Small Business Party 3,126 2.82 +2.8
Liberal Democrats 2,161 1.95 +2.0
Informal 5,547 4.77

Vote breakdown by ward
The following two tables show the vote in each ward before and after the recent redistribution.

Labor topped the primary vote, ranging from 33.5% in North Rocks to 51.8% in Epping.

Our Local Community’s vote ranged from 20.3% in Rosehill to 28.1% in Parramatta.

The Greens ran in three wards. They did not run in Dundas ward, where Kellie Darley ran, so I’ve included them in one column.

The two other prominent conservative independents, Lorraine Wearne and Georgina Valjak, were also grouped together.

It’s worth noting that only two groups ran in Epping Ward, which is sure to explain why the Labor vote was so much higher there than in other wards. It also explains why Lorraine Wearne’s vote doubled between 2017 and 2021.

The redistribution slightly reduced Labor’s vote in North Rocks and Rosehill and increased their vote in Parramatta Ward. The redistribution also reduced the Greens and OLC vote in Parramatta Ward.

Pre-redistribution vote numbers

Dundas 37.5 25.7 21.0 0.0
Epping 51.8 0.0 0.0 40.2
North Rocks 33.5 24.5 14.0 28.0
Parramatta 41.2 28.1 20.1 0.0
Rosehill 43.2 20.3 17.8 0.0

Post-redistribution vote numbers

Dundas 37.5 25.7 21.0 0.0
Epping 51.8 0.0 0.0 40.2
North Rocks 32.6 25.2 14.9 26.0
Parramatta 43.7 26.8 19.6 0.0
Rosehill 42.6 20.5 17.5 0.0

Election results at the 2021 City of Parramatta election
Toggle between primary votes for Labor, Our Local Community, the Greens, independent Liberal candidates and independent candidates Lorraine Wearne and Kellie Darley.

Become a Patron!


  1. Are the Liberals endorsing candidates here this time?

    Anyway given trends to Labor in Parramatta on the federal and state level in the 2020s I’m gonna say that Labor will retain control of this council, likely with an increased swing.

  2. These ward boundaries are so cursed. Surely it would be better for Epping ward to extend towards Oakes and Jenkins Road rather than into Dundas Valley, and for there to be a ward uniting Ermington, Rydalmere, and the Olympic Park area.
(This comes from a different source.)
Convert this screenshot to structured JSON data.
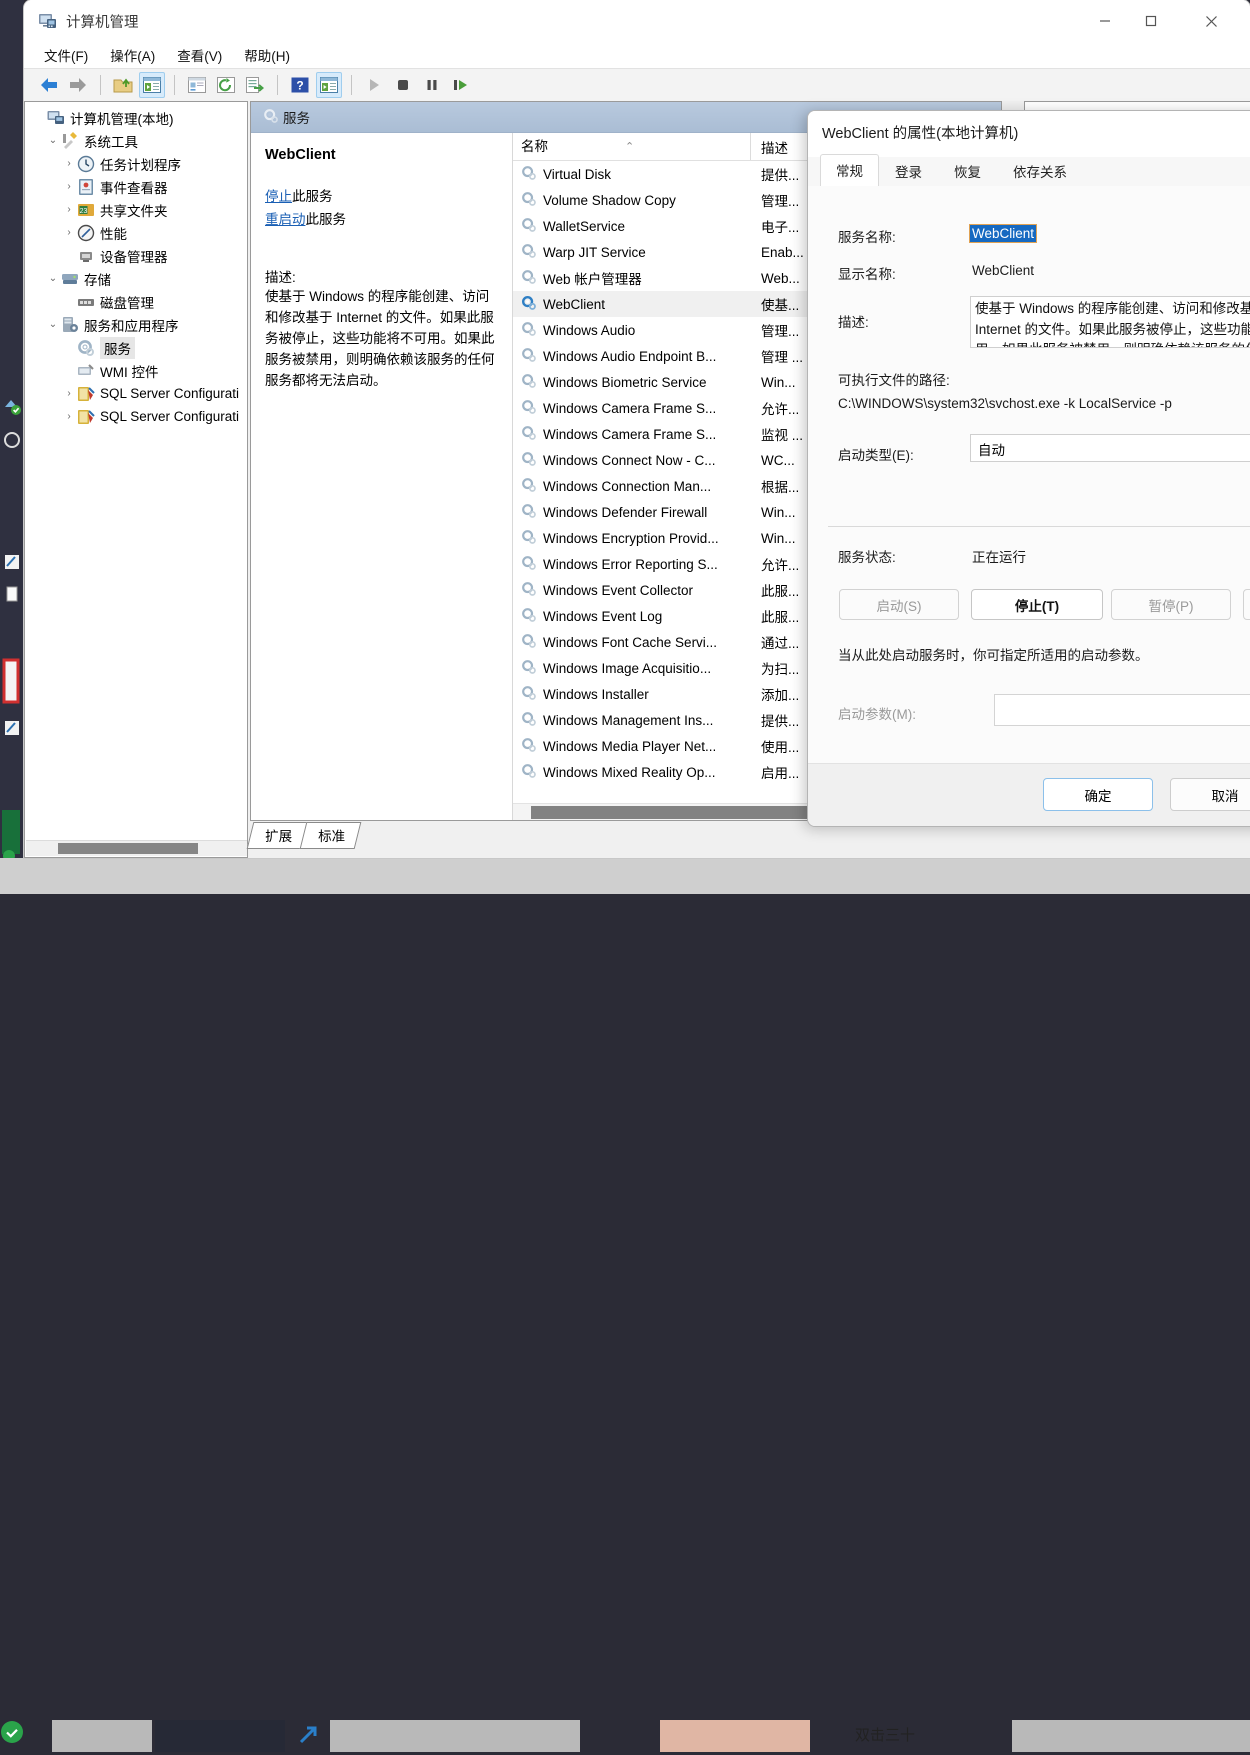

Then there could be a ward centred on Parramatta proper, with the other two wards split demarcated by Darling Mills Creek.

  3. Agree Nicholas, the changes should be that Dundas Valley is reunited with Dundas in its namesake ward then Harris Park/Clyde are combined with Parramatta ward given their close proximity and connection with the CBD itself.


Please enter your comment!
Please enter your name here